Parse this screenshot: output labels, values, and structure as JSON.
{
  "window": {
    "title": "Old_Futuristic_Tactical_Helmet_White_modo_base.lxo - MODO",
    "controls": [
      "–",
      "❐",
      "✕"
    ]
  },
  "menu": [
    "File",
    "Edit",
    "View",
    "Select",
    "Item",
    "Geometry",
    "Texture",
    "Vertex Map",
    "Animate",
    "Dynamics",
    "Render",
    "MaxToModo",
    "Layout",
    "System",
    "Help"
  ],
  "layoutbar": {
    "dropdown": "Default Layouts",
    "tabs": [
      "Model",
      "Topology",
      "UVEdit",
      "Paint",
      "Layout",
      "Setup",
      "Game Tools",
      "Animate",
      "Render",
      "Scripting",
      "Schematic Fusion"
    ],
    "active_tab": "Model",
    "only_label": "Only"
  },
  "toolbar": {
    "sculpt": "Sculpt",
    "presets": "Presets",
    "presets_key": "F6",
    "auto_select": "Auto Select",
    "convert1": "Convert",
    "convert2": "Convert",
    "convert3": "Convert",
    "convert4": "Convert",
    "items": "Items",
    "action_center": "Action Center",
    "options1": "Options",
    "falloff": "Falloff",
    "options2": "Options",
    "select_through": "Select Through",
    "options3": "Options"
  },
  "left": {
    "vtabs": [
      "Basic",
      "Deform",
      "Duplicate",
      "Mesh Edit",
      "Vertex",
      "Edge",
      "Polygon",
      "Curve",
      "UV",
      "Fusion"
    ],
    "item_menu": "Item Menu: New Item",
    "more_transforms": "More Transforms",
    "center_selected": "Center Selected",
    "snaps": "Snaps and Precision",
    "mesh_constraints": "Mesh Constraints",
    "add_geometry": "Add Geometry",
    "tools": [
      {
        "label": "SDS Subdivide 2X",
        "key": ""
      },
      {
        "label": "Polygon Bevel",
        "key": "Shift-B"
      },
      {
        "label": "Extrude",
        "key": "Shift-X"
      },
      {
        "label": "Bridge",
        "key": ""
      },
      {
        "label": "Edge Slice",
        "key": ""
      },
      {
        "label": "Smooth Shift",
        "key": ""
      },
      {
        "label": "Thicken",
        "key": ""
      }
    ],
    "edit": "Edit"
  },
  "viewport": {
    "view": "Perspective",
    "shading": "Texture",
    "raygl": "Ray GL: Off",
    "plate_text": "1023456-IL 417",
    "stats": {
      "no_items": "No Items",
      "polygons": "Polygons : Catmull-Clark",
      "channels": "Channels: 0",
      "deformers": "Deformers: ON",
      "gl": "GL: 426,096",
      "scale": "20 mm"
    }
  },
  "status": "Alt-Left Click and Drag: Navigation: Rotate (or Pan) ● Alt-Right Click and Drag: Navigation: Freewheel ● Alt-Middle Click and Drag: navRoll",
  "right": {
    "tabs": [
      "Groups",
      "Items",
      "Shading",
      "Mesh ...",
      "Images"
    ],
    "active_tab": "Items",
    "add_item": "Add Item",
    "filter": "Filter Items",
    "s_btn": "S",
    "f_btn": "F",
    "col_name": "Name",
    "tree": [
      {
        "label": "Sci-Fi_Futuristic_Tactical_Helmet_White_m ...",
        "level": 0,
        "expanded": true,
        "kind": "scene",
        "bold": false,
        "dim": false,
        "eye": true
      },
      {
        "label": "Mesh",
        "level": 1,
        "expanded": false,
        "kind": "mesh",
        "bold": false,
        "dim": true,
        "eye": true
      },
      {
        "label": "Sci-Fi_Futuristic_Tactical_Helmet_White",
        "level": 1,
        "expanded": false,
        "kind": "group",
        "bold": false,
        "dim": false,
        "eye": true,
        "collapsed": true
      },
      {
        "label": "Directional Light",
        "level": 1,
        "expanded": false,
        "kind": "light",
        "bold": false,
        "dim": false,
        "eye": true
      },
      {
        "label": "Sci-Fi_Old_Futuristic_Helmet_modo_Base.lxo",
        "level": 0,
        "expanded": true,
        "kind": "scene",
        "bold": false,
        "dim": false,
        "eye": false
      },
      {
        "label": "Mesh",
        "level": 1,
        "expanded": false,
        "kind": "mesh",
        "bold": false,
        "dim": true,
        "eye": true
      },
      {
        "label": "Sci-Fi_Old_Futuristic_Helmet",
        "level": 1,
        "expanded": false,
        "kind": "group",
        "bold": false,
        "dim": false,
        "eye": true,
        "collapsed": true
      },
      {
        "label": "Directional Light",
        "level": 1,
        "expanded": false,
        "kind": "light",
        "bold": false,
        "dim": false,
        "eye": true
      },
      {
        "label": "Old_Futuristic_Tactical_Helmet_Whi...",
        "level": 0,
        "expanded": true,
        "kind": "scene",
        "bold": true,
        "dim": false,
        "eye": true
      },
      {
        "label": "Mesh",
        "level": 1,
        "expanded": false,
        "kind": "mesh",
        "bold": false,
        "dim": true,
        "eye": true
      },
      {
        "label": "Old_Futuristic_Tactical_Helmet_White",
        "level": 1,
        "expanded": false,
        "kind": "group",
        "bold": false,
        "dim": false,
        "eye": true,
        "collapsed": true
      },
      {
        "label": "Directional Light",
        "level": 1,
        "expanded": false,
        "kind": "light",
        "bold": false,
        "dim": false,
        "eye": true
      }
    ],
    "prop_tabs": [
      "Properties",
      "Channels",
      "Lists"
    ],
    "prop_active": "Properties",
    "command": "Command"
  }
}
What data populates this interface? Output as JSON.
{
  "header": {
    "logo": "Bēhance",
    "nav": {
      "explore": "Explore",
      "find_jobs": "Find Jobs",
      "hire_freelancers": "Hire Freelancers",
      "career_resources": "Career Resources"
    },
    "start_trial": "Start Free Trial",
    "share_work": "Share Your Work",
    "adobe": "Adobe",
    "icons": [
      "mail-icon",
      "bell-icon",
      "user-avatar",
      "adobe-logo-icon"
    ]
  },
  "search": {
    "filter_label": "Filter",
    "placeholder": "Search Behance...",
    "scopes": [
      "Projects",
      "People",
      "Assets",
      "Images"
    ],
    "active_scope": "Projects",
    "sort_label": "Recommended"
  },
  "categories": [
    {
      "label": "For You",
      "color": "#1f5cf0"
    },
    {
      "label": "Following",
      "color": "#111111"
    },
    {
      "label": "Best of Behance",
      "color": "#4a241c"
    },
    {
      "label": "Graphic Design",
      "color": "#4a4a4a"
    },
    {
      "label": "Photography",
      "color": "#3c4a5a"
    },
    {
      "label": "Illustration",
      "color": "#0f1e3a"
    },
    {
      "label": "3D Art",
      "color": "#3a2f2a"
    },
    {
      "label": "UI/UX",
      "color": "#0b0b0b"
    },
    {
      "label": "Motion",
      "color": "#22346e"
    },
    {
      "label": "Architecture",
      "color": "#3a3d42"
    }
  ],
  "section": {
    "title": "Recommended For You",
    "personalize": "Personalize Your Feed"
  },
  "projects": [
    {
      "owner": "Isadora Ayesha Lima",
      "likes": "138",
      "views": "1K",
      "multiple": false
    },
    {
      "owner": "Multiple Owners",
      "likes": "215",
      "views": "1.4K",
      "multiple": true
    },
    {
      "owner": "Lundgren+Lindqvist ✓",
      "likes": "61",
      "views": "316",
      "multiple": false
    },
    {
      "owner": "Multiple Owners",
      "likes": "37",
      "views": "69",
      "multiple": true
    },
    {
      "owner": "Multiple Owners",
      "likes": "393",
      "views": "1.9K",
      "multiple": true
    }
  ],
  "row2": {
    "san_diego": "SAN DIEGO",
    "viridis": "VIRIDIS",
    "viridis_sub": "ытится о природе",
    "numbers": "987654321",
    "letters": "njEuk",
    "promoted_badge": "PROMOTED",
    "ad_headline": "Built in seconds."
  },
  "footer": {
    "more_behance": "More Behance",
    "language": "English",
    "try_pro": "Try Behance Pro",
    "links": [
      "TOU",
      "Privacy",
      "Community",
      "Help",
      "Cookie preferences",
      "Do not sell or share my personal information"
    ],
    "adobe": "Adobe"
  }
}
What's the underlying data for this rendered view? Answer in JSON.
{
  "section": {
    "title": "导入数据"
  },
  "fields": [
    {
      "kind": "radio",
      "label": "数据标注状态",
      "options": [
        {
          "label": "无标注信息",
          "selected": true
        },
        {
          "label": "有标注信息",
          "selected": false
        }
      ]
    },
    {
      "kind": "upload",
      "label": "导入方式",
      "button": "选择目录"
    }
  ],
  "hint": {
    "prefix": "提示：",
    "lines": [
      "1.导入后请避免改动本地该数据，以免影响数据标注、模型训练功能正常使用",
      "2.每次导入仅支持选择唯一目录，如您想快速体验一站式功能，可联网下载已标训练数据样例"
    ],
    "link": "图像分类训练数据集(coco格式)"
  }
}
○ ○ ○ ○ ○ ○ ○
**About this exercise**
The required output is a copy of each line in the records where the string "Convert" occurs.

**Result below**
    "convert1": "Convert",
    "convert2": "Convert",
    "convert3": "Convert",
    "convert4": "Convert",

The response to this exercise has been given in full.